The rift between New York Mayor de Blasio and his city’s police department is more than an internal spat. It has the potential to divide and harm the city and citizens, not to mention crashing the Mayor’s already self-jeopardized political career early in his term. Both sides if this dispute committed hostile acts that the other considers grievously disrespectful. Neither combatant appears ready to apologize.
De Blasio crossed what many of his department’s officers consider an uncrossable line when he suggested, in the immediate wake of the grand jury’s decision not to indict in the Eric Garner case, that his own bi-racial son was at risk of harm should he be apprehended by the NYPD. As I have written before, this was not, as the spinners would have it, just a case of a mayor being candid about genuine problem in community relations. This was a tacit endorsement of the “hands up” protests and their contention that Garner, Mike Brown and others were the victims of police racism, that police are killing, likely to kill, want to kill, black kids. It doesn’t matter that de Blasio may not have intended that implication: under the circumstances and in the context of events, this is what police officers interpreted his remarks to mean. He was siding against them. He was suggesting that the grand jury was wrong not to indict. He was suggesting not that some NYPD officers were racially biased, but that black children like his son “may not be [Translation: “are not“] safe from the very people they want to have faith in as their protectors.”

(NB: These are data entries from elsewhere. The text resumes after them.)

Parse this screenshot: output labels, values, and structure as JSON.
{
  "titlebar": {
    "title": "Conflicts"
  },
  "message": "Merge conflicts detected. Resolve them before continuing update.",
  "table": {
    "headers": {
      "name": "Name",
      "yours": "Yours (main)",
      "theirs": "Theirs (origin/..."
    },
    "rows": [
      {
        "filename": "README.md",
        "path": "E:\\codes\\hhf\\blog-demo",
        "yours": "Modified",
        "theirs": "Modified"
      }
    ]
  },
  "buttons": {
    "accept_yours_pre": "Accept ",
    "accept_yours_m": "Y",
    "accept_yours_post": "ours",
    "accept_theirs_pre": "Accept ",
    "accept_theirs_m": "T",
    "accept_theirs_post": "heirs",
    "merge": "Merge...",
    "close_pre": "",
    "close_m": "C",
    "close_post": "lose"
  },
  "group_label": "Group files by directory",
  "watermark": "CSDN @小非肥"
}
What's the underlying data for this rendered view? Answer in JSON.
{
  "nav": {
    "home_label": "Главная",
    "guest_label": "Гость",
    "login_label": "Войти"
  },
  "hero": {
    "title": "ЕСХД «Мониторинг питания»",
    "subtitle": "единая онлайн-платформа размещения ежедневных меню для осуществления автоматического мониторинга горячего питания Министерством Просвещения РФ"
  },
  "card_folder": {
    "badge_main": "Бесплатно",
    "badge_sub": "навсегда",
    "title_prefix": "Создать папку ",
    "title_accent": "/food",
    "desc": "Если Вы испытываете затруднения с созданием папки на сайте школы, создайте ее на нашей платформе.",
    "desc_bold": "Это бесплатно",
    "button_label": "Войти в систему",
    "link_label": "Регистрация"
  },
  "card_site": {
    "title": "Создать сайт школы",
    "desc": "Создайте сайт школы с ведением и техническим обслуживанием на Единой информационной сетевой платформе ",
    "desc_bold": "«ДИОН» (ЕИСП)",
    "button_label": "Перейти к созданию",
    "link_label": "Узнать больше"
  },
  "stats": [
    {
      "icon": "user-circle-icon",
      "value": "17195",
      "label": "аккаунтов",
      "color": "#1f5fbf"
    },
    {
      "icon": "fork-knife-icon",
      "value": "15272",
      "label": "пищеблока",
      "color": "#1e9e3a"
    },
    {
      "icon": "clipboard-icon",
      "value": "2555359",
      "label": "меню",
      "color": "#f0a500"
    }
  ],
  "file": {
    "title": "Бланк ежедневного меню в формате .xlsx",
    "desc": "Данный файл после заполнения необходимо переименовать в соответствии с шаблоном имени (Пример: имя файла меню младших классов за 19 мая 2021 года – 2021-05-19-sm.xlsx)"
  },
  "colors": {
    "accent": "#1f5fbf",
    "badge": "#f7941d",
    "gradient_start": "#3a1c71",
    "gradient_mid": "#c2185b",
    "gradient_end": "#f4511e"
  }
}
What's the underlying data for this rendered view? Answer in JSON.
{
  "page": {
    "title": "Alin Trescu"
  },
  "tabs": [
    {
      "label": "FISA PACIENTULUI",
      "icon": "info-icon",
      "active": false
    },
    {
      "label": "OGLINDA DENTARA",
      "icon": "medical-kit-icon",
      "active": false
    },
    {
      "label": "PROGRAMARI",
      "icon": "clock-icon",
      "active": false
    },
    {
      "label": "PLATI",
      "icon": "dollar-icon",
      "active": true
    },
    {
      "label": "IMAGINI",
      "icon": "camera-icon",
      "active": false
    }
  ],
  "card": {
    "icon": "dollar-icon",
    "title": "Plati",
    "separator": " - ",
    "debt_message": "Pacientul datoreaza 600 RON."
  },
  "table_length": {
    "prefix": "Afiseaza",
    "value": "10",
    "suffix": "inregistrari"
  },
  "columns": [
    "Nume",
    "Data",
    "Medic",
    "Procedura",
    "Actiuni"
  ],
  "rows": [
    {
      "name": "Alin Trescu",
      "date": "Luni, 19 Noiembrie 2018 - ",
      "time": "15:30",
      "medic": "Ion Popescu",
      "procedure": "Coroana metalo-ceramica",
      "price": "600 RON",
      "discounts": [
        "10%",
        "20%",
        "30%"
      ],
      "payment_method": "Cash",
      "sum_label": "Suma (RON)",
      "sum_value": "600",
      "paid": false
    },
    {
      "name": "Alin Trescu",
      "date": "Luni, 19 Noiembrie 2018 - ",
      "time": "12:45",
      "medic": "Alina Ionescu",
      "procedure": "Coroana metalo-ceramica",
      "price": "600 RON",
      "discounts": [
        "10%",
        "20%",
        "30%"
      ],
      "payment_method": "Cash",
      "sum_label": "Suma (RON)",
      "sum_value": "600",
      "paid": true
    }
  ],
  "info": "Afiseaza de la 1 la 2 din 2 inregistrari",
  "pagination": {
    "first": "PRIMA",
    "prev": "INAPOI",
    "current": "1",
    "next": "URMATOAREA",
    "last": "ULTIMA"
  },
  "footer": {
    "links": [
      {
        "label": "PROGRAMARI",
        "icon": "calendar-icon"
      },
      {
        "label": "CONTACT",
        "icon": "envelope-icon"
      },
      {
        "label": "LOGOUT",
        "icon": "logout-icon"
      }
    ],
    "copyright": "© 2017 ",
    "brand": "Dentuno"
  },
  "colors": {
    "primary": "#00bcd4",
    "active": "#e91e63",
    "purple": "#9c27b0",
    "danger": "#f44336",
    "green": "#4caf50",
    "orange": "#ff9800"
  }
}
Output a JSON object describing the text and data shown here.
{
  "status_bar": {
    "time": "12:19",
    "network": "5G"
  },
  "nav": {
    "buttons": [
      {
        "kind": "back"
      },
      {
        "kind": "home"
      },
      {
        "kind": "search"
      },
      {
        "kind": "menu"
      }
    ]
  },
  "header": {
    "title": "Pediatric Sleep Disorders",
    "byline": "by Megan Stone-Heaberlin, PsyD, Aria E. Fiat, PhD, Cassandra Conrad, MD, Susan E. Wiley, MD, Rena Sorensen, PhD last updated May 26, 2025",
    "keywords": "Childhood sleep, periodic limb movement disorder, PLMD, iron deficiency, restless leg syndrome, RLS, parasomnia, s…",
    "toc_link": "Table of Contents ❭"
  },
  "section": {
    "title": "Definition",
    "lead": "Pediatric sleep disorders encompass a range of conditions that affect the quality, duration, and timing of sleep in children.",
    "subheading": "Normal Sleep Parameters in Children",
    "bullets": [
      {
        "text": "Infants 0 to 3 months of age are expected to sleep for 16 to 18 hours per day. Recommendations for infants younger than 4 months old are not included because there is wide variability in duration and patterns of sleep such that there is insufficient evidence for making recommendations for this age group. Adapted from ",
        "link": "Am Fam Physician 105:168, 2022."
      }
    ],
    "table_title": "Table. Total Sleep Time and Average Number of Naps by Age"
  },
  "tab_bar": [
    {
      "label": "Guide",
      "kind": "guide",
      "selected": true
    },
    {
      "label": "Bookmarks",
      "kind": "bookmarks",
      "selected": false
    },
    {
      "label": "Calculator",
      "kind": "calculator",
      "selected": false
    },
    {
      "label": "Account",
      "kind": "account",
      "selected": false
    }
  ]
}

The police have responded with multiple demonstrations of anger and contempt for their boss. Most recently, there were boos and jeers when De Blasio spoke at a police graduation ceremony this week. Over a hundred officers symbolically turned their backs when the mayor spoke at the funeral of Officer Rafael Ramos, who was assassinated by a man who suggested that he was seeking vengeance for the deaths of Garner and Brown. That had followed the theme of an airplane-towed banner over the city that read,“Our backs have turned to you,”which in turn was inspired by the spontaneous gesture by officers present when de Blasio visited the hospital where the bodies of Officer Ramos and his partner lay.
The New York Times, which has been guilty of bolstering the “hands up” lie by carelessly linking the deaths of Brown and Garner as well as Trayvon Martin, none of which can be fairly blamed on racism based on available evidence, has come down squarely against the police, writing in an editorial: Continue reading
There are days when I despair of the nation and its society, when all the evidence points to a culture that has lost its way and is wandering deeper and deeper into the fog and mire. Today is such a day, and the Jeff Bliss saga is the perfect horrible exclamation point on my silent scream, which may go vocal any minute now.
To read the praise being heaped on Bliss, an 18-year-old Duncanville (Texas) High School sophomore, one would think he was a precocious education philosopher who spontaneously emitted the solution to the nation’s public school woes. In fact, what he did was strenuously object when he felt his teacher didn’t give the class long enough for an assignment, kept complaining when she ordered him to be quiet, and was quite properly ordered out of the classroom. This caused him to launch into a diatribe about her teaching methods, which was captured on a fellow student’s cell phone and put on YouTube. And here it is:
Ignore, for the time being, the fact that several other high-ranking Obama officials richly deserve to be fired for egregious failings of honesty and competence. Gen. McChrystal, the commander in charge of U.S. combat in Afghanistan, has followed in the unfortunate footsteps of General Douglas McArthur, who openly criticized President Harry Truman and lost his command as a result. McChrystal has to go too. Continue reading